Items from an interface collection
★ ★ ★ ★ ★ ★ ★

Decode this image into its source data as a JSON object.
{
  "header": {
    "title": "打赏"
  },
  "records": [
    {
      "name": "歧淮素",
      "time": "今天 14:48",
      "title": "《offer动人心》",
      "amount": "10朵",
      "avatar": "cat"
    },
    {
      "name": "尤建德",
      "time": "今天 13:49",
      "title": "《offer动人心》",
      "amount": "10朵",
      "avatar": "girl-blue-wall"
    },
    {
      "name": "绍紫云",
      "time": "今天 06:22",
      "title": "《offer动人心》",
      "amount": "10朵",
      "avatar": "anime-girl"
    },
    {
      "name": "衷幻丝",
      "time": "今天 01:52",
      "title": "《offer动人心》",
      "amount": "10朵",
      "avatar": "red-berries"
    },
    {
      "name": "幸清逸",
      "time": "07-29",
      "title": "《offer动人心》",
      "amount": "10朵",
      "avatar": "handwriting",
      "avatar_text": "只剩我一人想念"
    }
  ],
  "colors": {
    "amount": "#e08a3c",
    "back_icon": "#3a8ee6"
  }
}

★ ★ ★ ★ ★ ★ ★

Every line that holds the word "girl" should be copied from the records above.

      "avatar": "girl-blue-wall"
      "avatar": "anime-girl"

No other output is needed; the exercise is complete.